* **TASK STATEMENT**
Retype the following records exactly and exclude the pictures.

(Saved entries)
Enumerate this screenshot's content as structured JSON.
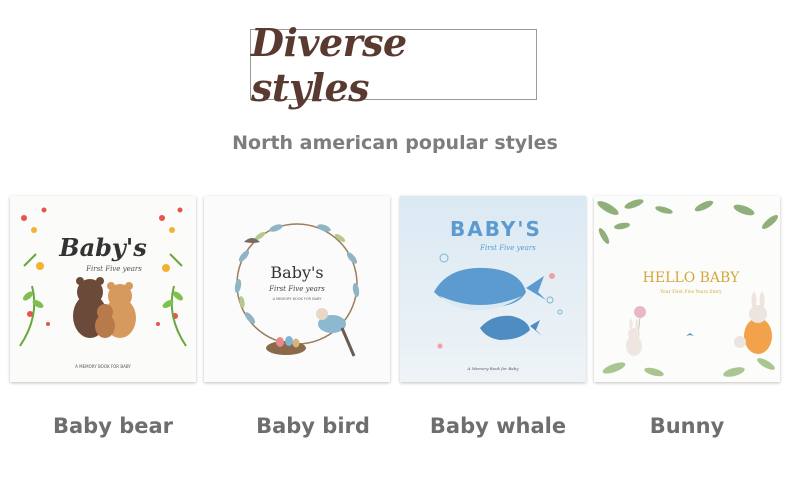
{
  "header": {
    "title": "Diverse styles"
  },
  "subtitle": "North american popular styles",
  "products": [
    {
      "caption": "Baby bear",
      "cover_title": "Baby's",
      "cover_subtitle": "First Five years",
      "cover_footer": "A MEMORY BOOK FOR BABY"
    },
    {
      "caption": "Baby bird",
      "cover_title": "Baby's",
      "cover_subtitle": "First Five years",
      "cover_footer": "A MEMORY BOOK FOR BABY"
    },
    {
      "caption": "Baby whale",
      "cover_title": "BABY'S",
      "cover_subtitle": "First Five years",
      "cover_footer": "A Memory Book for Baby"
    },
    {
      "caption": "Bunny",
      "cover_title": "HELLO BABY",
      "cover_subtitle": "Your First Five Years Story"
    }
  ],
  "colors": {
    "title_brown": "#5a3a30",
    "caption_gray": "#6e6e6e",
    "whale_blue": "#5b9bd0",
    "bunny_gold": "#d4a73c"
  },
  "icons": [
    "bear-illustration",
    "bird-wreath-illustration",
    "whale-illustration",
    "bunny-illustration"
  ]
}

* **PROBLEM SOLUTION**
Enumerate this screenshot's content as structured JSON.
{
  "header": {
    "title": "Diverse styles"
  },
  "subtitle": "North american popular styles",
  "products": [
    {
      "caption": "Baby bear",
      "cover_title": "Baby's",
      "cover_subtitle": "First Five years",
      "cover_footer": "A MEMORY BOOK FOR BABY"
    },
    {
      "caption": "Baby bird",
      "cover_title": "Baby's",
      "cover_subtitle": "First Five years",
      "cover_footer": "A MEMORY BOOK FOR BABY"
    },
    {
      "caption": "Baby whale",
      "cover_title": "BABY'S",
      "cover_subtitle": "First Five years",
      "cover_footer": "A Memory Book for Baby"
    },
    {
      "caption": "Bunny",
      "cover_title": "HELLO BABY",
      "cover_subtitle": "Your First Five Years Story"
    }
  ],
  "colors": {
    "title_brown": "#5a3a30",
    "caption_gray": "#6e6e6e",
    "whale_blue": "#5b9bd0",
    "bunny_gold": "#d4a73c"
  },
  "icons": [
    "bear-illustration",
    "bird-wreath-illustration",
    "whale-illustration",
    "bunny-illustration"
  ]
}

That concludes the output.